“Home is the nicest word there is.” Laura Ingalls Wilder, author of the “Little House” books, which inspired the famed television show, “Little House on the Prairie”



The United States real estate marketplace played a significant role in the worldwide economic disaster that erupted in mid-2007 and accelerated in 2008. That dreadful time and its consequences probably are not a distant memory within the perspectives of key central bankers and at least some politicians. Otherwise, the Federal Reserve Board, European Central Bank, Bank of England, Bank of Japan, and other monetary gatekeepers would not have sustained various highly accommodative schemes for over seven years. Though international growth resumed around mid-2009, it generally has been erratic and modest. Despite unwavering devotion to their mandates, these sheriffs thus far have not delivered sufficient inflation relative to benchmarks such as the consumer price index. Although headline unemployment measures have plummeted in the United States, they remain fairly high in some nations.

The United States of course is not the whole world and American consumers do not represent the country’s entire economy. Yet because the US is a crucial player in the interconnected global economic (and political) theater, and because US consumer spending represents a majority of US GDP, the state of affairs for the US consumer has international consequences. Consumers represent about 68.3 percent of America’s GDP (2015 personal consumption expenditures relative to GDP; Federal Reserve Board, “Flow of Funds”, Z.1; 6/9/16). The household balance sheet level and trend (net worth) is an important variable in this scene. Although stock marketplace and real estate values matter a great deal to others (such as corporations and governments) beyond the “person on the street”, they are quite important to US household net worth and thus behavior (including spending patterns) and expectations (hopes) regarding the future.

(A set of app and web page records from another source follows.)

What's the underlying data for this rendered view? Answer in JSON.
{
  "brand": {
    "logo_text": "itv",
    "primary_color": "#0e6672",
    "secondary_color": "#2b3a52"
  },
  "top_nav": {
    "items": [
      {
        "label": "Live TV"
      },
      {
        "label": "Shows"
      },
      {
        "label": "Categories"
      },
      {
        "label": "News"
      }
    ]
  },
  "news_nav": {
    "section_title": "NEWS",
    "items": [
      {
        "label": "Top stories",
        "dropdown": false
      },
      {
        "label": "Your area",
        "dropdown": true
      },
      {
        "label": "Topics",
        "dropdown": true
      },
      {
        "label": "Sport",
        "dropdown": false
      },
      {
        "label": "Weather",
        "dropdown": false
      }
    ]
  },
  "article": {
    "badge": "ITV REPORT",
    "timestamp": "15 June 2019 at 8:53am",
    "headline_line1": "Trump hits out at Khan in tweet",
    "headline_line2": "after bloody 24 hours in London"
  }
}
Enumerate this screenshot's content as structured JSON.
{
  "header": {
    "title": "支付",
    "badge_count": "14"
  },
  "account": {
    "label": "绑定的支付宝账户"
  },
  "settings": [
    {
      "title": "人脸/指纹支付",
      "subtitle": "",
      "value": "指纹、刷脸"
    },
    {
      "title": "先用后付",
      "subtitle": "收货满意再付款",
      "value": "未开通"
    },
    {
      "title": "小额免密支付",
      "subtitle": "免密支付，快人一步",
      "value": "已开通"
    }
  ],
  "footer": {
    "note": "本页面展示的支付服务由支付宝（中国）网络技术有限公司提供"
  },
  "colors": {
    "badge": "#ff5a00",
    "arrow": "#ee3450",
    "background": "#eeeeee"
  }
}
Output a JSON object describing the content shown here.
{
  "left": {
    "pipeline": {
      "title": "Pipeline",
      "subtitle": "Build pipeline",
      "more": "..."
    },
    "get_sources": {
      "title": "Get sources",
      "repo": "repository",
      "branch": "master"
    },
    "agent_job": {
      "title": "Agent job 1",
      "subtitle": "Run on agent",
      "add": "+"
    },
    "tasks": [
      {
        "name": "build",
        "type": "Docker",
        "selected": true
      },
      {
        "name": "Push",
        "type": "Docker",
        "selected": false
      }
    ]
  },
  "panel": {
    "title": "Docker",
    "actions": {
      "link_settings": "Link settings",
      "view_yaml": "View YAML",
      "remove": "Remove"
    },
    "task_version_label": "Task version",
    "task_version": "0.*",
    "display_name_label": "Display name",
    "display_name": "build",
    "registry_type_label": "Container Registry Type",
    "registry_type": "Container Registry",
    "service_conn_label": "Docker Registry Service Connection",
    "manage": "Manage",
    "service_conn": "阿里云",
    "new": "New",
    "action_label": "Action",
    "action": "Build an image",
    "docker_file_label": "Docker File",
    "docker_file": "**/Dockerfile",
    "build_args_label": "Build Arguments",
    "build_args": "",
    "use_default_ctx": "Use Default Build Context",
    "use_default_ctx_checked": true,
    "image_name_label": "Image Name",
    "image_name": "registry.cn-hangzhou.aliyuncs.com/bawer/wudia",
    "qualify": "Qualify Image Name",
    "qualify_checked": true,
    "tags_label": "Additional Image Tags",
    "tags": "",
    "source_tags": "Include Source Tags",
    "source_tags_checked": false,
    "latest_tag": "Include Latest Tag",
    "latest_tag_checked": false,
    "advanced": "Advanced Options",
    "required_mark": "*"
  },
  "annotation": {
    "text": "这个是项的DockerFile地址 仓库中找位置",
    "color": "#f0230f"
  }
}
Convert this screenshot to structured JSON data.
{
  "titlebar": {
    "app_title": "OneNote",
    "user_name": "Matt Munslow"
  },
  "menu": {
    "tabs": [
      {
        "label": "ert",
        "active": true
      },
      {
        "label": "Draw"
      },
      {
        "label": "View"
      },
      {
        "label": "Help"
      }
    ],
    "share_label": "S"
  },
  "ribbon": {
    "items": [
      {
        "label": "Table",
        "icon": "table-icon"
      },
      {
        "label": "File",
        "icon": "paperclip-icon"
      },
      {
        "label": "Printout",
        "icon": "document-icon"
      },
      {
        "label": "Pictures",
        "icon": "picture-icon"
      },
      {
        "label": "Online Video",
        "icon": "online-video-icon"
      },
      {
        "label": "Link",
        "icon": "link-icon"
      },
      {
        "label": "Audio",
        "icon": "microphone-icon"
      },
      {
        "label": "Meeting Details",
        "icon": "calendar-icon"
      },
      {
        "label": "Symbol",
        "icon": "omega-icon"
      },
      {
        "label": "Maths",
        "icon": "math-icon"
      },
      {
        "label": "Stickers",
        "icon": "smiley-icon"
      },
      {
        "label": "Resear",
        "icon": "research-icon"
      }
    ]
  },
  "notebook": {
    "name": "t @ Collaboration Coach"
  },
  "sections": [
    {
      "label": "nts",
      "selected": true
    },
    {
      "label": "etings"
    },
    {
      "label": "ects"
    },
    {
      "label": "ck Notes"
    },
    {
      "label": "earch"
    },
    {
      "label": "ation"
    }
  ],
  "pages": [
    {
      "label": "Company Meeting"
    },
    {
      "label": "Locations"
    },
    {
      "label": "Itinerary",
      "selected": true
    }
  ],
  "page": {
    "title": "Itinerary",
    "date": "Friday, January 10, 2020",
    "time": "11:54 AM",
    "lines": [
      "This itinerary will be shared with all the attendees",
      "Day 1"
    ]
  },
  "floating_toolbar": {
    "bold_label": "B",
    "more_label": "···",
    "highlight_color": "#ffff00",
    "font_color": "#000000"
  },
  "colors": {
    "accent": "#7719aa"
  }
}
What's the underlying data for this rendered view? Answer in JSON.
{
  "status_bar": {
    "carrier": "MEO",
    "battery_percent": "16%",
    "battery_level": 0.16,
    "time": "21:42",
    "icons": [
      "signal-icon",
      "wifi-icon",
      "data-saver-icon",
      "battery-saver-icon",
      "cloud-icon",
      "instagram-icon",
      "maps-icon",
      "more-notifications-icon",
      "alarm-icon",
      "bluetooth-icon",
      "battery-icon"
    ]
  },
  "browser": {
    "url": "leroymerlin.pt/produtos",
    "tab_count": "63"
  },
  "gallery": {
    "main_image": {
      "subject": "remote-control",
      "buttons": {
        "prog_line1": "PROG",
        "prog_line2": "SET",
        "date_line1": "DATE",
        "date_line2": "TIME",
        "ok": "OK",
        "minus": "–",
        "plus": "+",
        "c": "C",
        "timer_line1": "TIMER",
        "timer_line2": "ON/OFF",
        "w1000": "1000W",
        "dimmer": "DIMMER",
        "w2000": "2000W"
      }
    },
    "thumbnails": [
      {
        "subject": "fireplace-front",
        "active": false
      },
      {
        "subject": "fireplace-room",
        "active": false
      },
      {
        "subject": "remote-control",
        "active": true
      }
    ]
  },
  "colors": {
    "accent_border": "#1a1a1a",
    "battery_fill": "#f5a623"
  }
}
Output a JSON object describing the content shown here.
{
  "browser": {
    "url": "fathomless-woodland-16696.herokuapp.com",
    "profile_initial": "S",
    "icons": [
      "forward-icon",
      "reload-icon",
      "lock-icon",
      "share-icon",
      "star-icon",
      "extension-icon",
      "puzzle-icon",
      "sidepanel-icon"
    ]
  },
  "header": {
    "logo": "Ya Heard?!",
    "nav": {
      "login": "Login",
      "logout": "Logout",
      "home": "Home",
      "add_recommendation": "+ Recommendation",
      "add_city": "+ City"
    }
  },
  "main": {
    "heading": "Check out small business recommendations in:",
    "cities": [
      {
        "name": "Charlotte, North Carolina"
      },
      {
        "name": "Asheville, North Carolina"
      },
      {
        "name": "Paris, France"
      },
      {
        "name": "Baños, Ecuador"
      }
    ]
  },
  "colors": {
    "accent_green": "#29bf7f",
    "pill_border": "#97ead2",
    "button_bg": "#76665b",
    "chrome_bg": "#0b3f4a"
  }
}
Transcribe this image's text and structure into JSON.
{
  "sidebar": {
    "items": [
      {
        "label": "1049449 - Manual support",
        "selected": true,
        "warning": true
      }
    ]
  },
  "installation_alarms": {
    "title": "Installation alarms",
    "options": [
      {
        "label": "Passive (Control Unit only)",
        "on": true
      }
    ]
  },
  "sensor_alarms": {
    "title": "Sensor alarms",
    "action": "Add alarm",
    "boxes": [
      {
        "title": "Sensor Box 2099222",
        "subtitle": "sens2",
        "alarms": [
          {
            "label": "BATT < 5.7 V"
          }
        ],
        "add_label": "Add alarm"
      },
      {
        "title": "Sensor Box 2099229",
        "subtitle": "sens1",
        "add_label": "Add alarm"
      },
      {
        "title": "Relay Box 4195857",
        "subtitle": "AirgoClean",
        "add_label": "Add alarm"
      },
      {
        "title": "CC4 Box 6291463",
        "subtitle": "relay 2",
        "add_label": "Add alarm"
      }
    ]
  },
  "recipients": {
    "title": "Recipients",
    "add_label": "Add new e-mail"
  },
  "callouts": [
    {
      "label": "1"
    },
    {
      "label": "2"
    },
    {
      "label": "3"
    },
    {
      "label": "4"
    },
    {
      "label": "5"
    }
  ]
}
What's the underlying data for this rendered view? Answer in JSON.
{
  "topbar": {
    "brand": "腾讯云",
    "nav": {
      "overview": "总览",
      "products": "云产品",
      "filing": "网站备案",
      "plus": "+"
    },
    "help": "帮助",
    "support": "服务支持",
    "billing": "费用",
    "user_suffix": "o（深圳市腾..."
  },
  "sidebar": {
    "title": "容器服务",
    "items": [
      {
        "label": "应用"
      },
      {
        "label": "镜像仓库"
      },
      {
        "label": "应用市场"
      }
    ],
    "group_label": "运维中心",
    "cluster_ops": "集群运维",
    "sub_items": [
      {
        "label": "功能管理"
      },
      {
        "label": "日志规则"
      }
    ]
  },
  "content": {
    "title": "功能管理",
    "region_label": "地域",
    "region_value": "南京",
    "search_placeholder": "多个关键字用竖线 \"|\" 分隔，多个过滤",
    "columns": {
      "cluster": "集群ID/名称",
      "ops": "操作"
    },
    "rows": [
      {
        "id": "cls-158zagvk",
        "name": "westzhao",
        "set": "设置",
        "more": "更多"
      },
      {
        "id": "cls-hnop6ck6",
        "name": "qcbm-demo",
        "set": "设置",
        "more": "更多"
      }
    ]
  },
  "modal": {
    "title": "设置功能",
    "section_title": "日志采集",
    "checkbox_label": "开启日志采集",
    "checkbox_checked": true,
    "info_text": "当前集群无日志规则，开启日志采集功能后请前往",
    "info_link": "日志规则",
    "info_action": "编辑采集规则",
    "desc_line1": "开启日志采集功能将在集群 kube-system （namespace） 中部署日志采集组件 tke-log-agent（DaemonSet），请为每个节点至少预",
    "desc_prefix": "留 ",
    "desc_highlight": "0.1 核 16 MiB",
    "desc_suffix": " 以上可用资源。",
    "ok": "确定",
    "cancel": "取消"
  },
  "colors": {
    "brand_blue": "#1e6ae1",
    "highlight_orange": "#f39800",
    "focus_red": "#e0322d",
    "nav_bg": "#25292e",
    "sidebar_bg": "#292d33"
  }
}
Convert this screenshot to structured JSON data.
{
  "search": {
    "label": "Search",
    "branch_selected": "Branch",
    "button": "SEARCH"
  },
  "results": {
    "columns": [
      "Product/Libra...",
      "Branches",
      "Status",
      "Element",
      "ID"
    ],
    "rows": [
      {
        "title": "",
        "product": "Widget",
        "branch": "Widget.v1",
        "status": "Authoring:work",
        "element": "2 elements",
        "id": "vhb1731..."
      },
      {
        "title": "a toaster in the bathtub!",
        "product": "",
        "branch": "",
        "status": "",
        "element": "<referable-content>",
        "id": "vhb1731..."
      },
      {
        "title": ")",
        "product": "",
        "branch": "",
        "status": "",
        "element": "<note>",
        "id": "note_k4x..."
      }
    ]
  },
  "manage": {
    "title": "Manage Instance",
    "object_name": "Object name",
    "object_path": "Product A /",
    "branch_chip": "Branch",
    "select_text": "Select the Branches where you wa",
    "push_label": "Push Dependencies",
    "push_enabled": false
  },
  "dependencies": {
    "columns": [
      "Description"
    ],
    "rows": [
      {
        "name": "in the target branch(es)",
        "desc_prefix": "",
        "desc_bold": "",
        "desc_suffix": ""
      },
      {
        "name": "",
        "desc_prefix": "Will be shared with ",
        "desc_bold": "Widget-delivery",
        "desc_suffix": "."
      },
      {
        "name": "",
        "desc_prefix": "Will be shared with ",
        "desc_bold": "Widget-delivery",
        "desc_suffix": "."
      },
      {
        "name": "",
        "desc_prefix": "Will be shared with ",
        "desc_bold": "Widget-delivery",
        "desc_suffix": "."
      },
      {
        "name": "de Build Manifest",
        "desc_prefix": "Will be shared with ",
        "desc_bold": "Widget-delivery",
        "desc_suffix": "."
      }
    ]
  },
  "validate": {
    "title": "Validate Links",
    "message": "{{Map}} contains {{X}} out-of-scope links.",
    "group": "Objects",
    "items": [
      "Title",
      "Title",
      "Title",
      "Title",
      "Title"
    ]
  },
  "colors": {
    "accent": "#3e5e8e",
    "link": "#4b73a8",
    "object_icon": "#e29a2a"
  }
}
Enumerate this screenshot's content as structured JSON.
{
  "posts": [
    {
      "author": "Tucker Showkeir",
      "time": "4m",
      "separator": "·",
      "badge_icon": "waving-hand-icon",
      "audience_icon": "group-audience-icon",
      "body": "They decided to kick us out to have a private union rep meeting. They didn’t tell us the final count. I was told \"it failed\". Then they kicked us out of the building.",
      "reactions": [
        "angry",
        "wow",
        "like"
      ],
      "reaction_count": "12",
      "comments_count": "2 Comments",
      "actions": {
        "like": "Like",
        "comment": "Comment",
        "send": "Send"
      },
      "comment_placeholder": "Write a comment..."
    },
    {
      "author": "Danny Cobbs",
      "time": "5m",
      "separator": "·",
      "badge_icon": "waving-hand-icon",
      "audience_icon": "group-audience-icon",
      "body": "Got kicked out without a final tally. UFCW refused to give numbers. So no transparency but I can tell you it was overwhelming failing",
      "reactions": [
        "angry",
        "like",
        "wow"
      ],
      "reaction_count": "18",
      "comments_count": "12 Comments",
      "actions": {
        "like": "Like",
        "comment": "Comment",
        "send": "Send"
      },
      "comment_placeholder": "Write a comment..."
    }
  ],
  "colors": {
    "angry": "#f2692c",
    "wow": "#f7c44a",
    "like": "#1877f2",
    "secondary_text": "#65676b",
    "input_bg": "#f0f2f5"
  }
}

Thus although US household net worth is not an explicit part of the Federal Reserve’s interpretation of its mandate (promoting maximum employment, stable prices, and moderate long-term interest rates) and related policy actions, it is very relevant to them. So therefore are stock marketplace and real estate values and trends. Home ownership is an important dimension of the ideology of the American Dream. Rising home and increasing stock marketplace prices to some extent bolster faith that the American Dream “in general” (as a whole) is succeeding. And what happens to American real estate still matters a great deal for the global economy.

Sustained yield repression and quantitative easing (money printing) by the Fed and its playmates not only have helped the S+P 500 and many other stock signposts to soar through the roof. These programs (assisted to some extent by deficit spending programs) also repaired much of the damage to America’s real estate landscape. Let’s survey the US real estate marketplace in this context, concentrating primarily on the consumer housing sector.


The dutiful Fed reviews assorted factors related to personal consumption expenditure (consumer price) inflation and other aspects of its mandate. Consumer price or personal consumption expenditure inflation targets of around two percent matter to the Fed and other central bank sheriffs. Yet sufficient (too low; too high) inflation (as well as deflation) can occur in other realms, including stocks and real estate.

Combine the monumental recovery in US real estate values with the towering rise in the value of stock marketplace assets. Although these are not the only parts of or phenomena influencing the US household balance sheet, current real estate and stock marketplace (particularly note the S+P 500) levels and trends appear more than adequate to justify a less accommodative Fed monetary policy. And US housing trends (including the rental situation) probably are placing substantial upward pressure on key consumer price benchmarks.

Recall the glorious American real estate spectacle before the mournful crash of the worldwide economic disaster. Although that Goldilocks Era for US real estate belongs to the past, the current housing situation recalls it.

The dovish Fed nevertheless will be cautious regarding boosts in the Federal Funds rate. Like other members of the global establishment (elites), it does not want populists (whether left wing or right wing; such as Donald Trump) to win power. To some extent, sustained substantial slumps in stocks and real estate prices tend to encourage populist enthusiasm. The Fed and its allies battle to avoid a sharp downturn in the S+P 500 or housing prices. The Fed meets 9/20-21, 11/1-2, and 12/13-14/16. The US Election Day is November 8. See “‘Populism’ and Central Banks” (7/12/16) and “Ticking Clocks: US Financial Marketplaces” (8/8/16).

FOLLOW THE LINK BELOW to download this article as a PDF file.
Games People Play- American Real Estate (8-28-16)